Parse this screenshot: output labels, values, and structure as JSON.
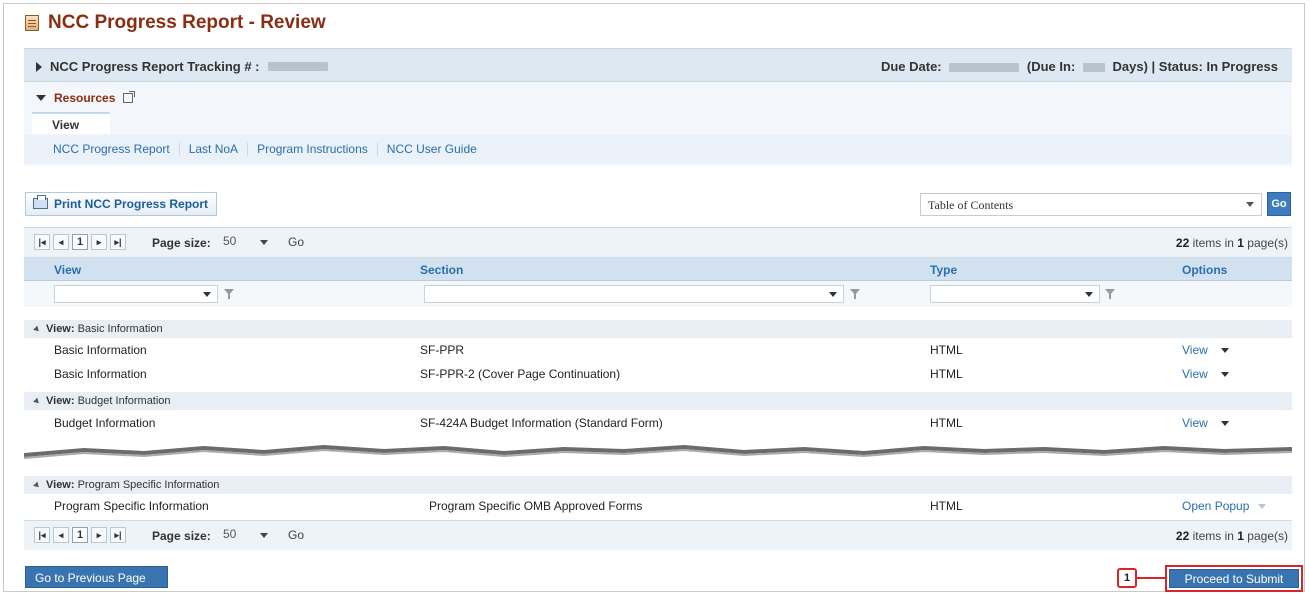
{
  "title": "NCC Progress Report - Review",
  "tracking": {
    "label": "NCC Progress Report Tracking # :",
    "due_prefix": "Due Date:",
    "due_in_prefix": "(Due In:",
    "due_in_suffix": "Days) | Status: In Progress"
  },
  "resources": {
    "heading": "Resources",
    "tab": "View",
    "links": [
      "NCC Progress Report",
      "Last NoA",
      "Program Instructions",
      "NCC User Guide"
    ]
  },
  "toolbar": {
    "print_label": "Print NCC Progress Report",
    "toc_value": "Table of Contents",
    "go_label": "Go"
  },
  "pager": {
    "current_page": "1",
    "page_size_label": "Page size:",
    "page_size_value": "50",
    "go_label": "Go",
    "count_num": "22",
    "count_items": " items in ",
    "count_pages_num": "1",
    "count_pages": " page(s)"
  },
  "table": {
    "columns": [
      "View",
      "Section",
      "Type",
      "Options"
    ],
    "groups": [
      {
        "label_prefix": "View:",
        "label": "Basic Information",
        "rows": [
          {
            "view": "Basic Information",
            "section": "SF-PPR",
            "type": "HTML",
            "option": "View"
          },
          {
            "view": "Basic Information",
            "section": "SF-PPR-2 (Cover Page Continuation)",
            "type": "HTML",
            "option": "View"
          }
        ]
      },
      {
        "label_prefix": "View:",
        "label": "Budget Information",
        "rows": [
          {
            "view": "Budget Information",
            "section": "SF-424A Budget Information (Standard Form)",
            "type": "HTML",
            "option": "View"
          }
        ]
      },
      {
        "label_prefix": "View:",
        "label": "Program Specific Information",
        "rows": [
          {
            "view": "Program Specific Information",
            "section": "Program Specific OMB Approved Forms",
            "type": "HTML",
            "option": "Open Popup"
          }
        ]
      }
    ]
  },
  "footer": {
    "prev_label": "Go to Previous Page",
    "callout_number": "1",
    "submit_label": "Proceed to Submit"
  },
  "colors": {
    "title": "#8b2d13",
    "link": "#2a6fae",
    "button": "#3a74b0",
    "callout": "#d9232d"
  }
}
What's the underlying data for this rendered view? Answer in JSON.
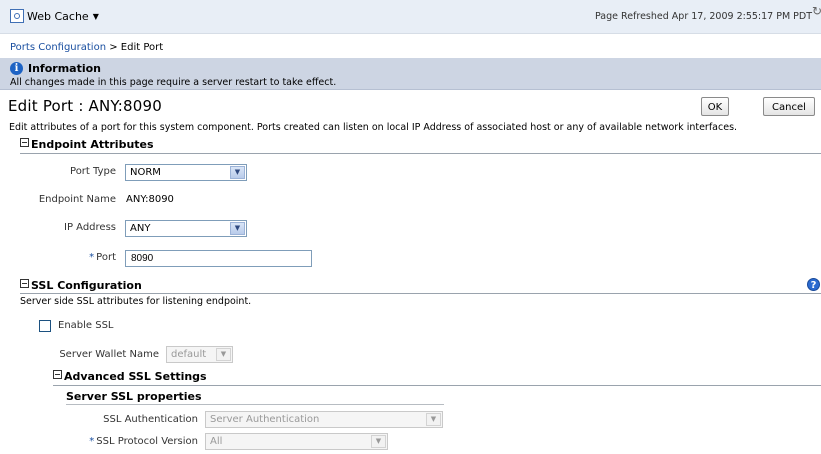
{
  "header": {
    "menu_label": "Web Cache",
    "refreshed": "Page Refreshed Apr 17, 2009 2:55:17 PM PDT"
  },
  "breadcrumb": {
    "link": "Ports Configuration",
    "separator": ">",
    "current": "Edit Port"
  },
  "info": {
    "title": "Information",
    "text": "All changes made in this page require a server restart to take effect."
  },
  "page": {
    "title": "Edit Port : ANY:8090",
    "ok_label": "OK",
    "cancel_label": "Cancel",
    "description": "Edit attributes of a port for this system component. Ports created can listen on local IP Address of associated host or any of available network interfaces."
  },
  "endpoint": {
    "heading": "Endpoint Attributes",
    "port_type_label": "Port Type",
    "port_type_value": "NORM",
    "endpoint_name_label": "Endpoint Name",
    "endpoint_name_value": "ANY:8090",
    "ip_address_label": "IP Address",
    "ip_address_value": "ANY",
    "port_label": "Port",
    "port_value": "8090"
  },
  "ssl": {
    "heading": "SSL Configuration",
    "description": "Server side SSL attributes for listening endpoint.",
    "enable_label": "Enable SSL",
    "enabled": false,
    "wallet_label": "Server Wallet Name",
    "wallet_value": "default",
    "advanced_heading": "Advanced SSL Settings",
    "properties_heading": "Server SSL properties",
    "auth_label": "SSL Authentication",
    "auth_value": "Server Authentication",
    "protocol_label": "SSL Protocol Version",
    "protocol_value": "All"
  },
  "icons": {
    "menu": "web-cache-icon",
    "info": "information-icon",
    "help": "help-icon",
    "refresh": "refresh-icon"
  },
  "colors": {
    "topbar": "#e8eef6",
    "info_banner": "#cdd5e3",
    "link": "#1a4fa0",
    "help_icon": "#2a6ad0"
  }
}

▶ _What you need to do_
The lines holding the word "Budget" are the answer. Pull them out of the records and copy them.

▶ _Response_
        "label": "Budget Information",
            "view": "Budget Information",
            "section": "SF-424A Budget Information (Standard Form)",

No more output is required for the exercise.